TASK BRIEF
Output every line of the data exactly as it appears.

[Interface dataset entries]
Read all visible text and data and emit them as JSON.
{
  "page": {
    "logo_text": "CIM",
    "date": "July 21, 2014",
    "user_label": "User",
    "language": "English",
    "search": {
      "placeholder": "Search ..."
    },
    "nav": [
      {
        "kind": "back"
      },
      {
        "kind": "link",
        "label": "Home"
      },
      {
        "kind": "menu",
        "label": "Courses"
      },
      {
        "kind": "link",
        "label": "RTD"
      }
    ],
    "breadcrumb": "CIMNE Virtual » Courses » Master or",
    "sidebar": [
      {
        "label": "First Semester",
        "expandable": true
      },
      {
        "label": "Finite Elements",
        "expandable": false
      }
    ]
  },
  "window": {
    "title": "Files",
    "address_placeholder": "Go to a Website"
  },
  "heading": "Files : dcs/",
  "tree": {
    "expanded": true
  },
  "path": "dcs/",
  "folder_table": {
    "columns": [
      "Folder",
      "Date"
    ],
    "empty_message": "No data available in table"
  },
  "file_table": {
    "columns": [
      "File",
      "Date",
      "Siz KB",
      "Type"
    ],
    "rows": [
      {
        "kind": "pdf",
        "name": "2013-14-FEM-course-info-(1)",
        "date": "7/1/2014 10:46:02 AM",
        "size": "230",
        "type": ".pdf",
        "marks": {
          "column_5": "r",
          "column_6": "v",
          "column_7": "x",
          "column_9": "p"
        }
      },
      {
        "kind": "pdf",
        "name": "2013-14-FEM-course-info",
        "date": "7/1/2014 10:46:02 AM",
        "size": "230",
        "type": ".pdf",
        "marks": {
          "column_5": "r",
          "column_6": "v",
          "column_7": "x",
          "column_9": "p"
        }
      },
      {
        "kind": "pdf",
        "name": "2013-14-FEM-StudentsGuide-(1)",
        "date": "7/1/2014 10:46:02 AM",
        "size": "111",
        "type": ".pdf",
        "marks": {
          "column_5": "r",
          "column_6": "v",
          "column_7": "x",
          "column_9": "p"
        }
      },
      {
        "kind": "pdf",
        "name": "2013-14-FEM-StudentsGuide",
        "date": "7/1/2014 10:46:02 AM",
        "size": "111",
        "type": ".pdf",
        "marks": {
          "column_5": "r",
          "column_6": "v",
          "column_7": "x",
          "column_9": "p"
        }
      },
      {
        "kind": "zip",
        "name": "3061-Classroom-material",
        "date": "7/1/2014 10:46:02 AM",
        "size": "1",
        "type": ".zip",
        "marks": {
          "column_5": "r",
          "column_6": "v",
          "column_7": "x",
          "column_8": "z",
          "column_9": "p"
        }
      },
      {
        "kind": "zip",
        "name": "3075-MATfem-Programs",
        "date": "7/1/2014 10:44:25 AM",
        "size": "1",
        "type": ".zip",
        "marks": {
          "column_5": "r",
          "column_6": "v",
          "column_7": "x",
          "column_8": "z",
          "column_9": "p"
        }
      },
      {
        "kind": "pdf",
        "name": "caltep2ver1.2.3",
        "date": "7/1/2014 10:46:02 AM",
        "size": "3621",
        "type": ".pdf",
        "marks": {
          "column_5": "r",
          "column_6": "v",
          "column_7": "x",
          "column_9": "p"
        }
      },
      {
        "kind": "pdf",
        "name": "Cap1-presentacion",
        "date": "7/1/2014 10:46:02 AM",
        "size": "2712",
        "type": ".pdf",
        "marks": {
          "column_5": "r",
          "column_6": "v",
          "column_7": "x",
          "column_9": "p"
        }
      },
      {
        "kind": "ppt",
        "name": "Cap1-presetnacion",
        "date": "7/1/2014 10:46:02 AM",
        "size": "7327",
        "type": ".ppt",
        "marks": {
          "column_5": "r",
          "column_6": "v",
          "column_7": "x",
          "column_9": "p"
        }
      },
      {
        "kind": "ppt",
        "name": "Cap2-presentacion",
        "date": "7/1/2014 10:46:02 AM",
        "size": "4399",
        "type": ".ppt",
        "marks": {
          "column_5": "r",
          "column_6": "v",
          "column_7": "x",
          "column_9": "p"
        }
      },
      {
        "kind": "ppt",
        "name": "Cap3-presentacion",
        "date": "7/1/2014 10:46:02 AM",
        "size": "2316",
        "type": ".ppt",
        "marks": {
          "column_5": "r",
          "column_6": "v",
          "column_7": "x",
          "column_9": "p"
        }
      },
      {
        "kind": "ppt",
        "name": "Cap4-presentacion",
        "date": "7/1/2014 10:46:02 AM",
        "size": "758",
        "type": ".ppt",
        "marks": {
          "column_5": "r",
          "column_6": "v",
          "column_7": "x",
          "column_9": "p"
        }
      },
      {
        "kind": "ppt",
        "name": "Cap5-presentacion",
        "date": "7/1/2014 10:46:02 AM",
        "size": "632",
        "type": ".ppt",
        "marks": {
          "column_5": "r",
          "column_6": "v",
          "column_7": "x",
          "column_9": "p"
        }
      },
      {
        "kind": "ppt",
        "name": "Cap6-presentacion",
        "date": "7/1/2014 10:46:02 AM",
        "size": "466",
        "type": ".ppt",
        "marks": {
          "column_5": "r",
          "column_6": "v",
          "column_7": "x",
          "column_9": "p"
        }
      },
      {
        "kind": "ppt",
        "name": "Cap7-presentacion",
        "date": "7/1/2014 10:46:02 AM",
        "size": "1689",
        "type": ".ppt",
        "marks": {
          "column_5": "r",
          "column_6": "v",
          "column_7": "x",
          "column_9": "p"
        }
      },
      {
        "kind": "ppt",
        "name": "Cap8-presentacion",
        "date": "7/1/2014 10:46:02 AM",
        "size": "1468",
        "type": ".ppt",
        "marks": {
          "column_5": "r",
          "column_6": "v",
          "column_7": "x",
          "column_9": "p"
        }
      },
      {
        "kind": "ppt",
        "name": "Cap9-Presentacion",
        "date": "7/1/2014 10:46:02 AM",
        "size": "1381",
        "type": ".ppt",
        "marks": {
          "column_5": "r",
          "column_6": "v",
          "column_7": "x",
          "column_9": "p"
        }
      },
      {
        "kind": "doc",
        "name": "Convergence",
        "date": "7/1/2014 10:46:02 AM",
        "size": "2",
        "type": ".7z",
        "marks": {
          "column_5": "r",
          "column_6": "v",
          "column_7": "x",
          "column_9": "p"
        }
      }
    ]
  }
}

WRITTEN ANSWER
Read all visible text and data and emit them as JSON.
{
  "page": {
    "logo_text": "CIM",
    "date": "July 21, 2014",
    "user_label": "User",
    "language": "English",
    "search": {
      "placeholder": "Search ..."
    },
    "nav": [
      {
        "kind": "back"
      },
      {
        "kind": "link",
        "label": "Home"
      },
      {
        "kind": "menu",
        "label": "Courses"
      },
      {
        "kind": "link",
        "label": "RTD"
      }
    ],
    "breadcrumb": "CIMNE Virtual » Courses » Master or",
    "sidebar": [
      {
        "label": "First Semester",
        "expandable": true
      },
      {
        "label": "Finite Elements",
        "expandable": false
      }
    ]
  },
  "window": {
    "title": "Files",
    "address_placeholder": "Go to a Website"
  },
  "heading": "Files : dcs/",
  "tree": {
    "expanded": true
  },
  "path": "dcs/",
  "folder_table": {
    "columns": [
      "Folder",
      "Date"
    ],
    "empty_message": "No data available in table"
  },
  "file_table": {
    "columns": [
      "File",
      "Date",
      "Siz KB",
      "Type"
    ],
    "rows": [
      {
        "kind": "pdf",
        "name": "2013-14-FEM-course-info-(1)",
        "date": "7/1/2014 10:46:02 AM",
        "size": "230",
        "type": ".pdf",
        "marks": {
          "column_5": "r",
          "column_6": "v",
          "column_7": "x",
          "column_9": "p"
        }
      },
      {
        "kind": "pdf",
        "name": "2013-14-FEM-course-info",
        "date": "7/1/2014 10:46:02 AM",
        "size": "230",
        "type": ".pdf",
        "marks": {
          "column_5": "r",
          "column_6": "v",
          "column_7": "x",
          "column_9": "p"
        }
      },
      {
        "kind": "pdf",
        "name": "2013-14-FEM-StudentsGuide-(1)",
        "date": "7/1/2014 10:46:02 AM",
        "size": "111",
        "type": ".pdf",
        "marks": {
          "column_5": "r",
          "column_6": "v",
          "column_7": "x",
          "column_9": "p"
        }
      },
      {
        "kind": "pdf",
        "name": "2013-14-FEM-StudentsGuide",
        "date": "7/1/2014 10:46:02 AM",
        "size": "111",
        "type": ".pdf",
        "marks": {
          "column_5": "r",
          "column_6": "v",
          "column_7": "x",
          "column_9": "p"
        }
      },
      {
        "kind": "zip",
        "name": "3061-Classroom-material",
        "date": "7/1/2014 10:46:02 AM",
        "size": "1",
        "type": ".zip",
        "marks": {
          "column_5": "r",
          "column_6": "v",
          "column_7": "x",
          "column_8": "z",
          "column_9": "p"
        }
      },
      {
        "kind": "zip",
        "name": "3075-MATfem-Programs",
        "date": "7/1/2014 10:44:25 AM",
        "size": "1",
        "type": ".zip",
        "marks": {
          "column_5": "r",
          "column_6": "v",
          "column_7": "x",
          "column_8": "z",
          "column_9": "p"
        }
      },
      {
        "kind": "pdf",
        "name": "caltep2ver1.2.3",
        "date": "7/1/2014 10:46:02 AM",
        "size": "3621",
        "type": ".pdf",
        "marks": {
          "column_5": "r",
          "column_6": "v",
          "column_7": "x",
          "column_9": "p"
        }
      },
      {
        "kind": "pdf",
        "name": "Cap1-presentacion",
        "date": "7/1/2014 10:46:02 AM",
        "size": "2712",
        "type": ".pdf",
        "marks": {
          "column_5": "r",
          "column_6": "v",
          "column_7": "x",
          "column_9": "p"
        }
      },
      {
        "kind": "ppt",
        "name": "Cap1-presetnacion",
        "date": "7/1/2014 10:46:02 AM",
        "size": "7327",
        "type": ".ppt",
        "marks": {
          "column_5": "r",
          "column_6": "v",
          "column_7": "x",
          "column_9": "p"
        }
      },
      {
        "kind": "ppt",
        "name": "Cap2-presentacion",
        "date": "7/1/2014 10:46:02 AM",
        "size": "4399",
        "type": ".ppt",
        "marks": {
          "column_5": "r",
          "column_6": "v",
          "column_7": "x",
          "column_9": "p"
        }
      },
      {
        "kind": "ppt",
        "name": "Cap3-presentacion",
        "date": "7/1/2014 10:46:02 AM",
        "size": "2316",
        "type": ".ppt",
        "marks": {
          "column_5": "r",
          "column_6": "v",
          "column_7": "x",
          "column_9": "p"
        }
      },
      {
        "kind": "ppt",
        "name": "Cap4-presentacion",
        "date": "7/1/2014 10:46:02 AM",
        "size": "758",
        "type": ".ppt",
        "marks": {
          "column_5": "r",
          "column_6": "v",
          "column_7": "x",
          "column_9": "p"
        }
      },
      {
        "kind": "ppt",
        "name": "Cap5-presentacion",
        "date": "7/1/2014 10:46:02 AM",
        "size": "632",
        "type": ".ppt",
        "marks": {
          "column_5": "r",
          "column_6": "v",
          "column_7": "x",
          "column_9": "p"
        }
      },
      {
        "kind": "ppt",
        "name": "Cap6-presentacion",
        "date": "7/1/2014 10:46:02 AM",
        "size": "466",
        "type": ".ppt",
        "marks": {
          "column_5": "r",
          "column_6": "v",
          "column_7": "x",
          "column_9": "p"
        }
      },
      {
        "kind": "ppt",
        "name": "Cap7-presentacion",
        "date": "7/1/2014 10:46:02 AM",
        "size": "1689",
        "type": ".ppt",
        "marks": {
          "column_5": "r",
          "column_6": "v",
          "column_7": "x",
          "column_9": "p"
        }
      },
      {
        "kind": "ppt",
        "name": "Cap8-presentacion",
        "date": "7/1/2014 10:46:02 AM",
        "size": "1468",
        "type": ".ppt",
        "marks": {
          "column_5": "r",
          "column_6": "v",
          "column_7": "x",
          "column_9": "p"
        }
      },
      {
        "kind": "ppt",
        "name": "Cap9-Presentacion",
        "date": "7/1/2014 10:46:02 AM",
        "size": "1381",
        "type": ".ppt",
        "marks": {
          "column_5": "r",
          "column_6": "v",
          "column_7": "x",
          "column_9": "p"
        }
      },
      {
        "kind": "doc",
        "name": "Convergence",
        "date": "7/1/2014 10:46:02 AM",
        "size": "2",
        "type": ".7z",
        "marks": {
          "column_5": "r",
          "column_6": "v",
          "column_7": "x",
          "column_9": "p"
        }
      }
    ]
  }
}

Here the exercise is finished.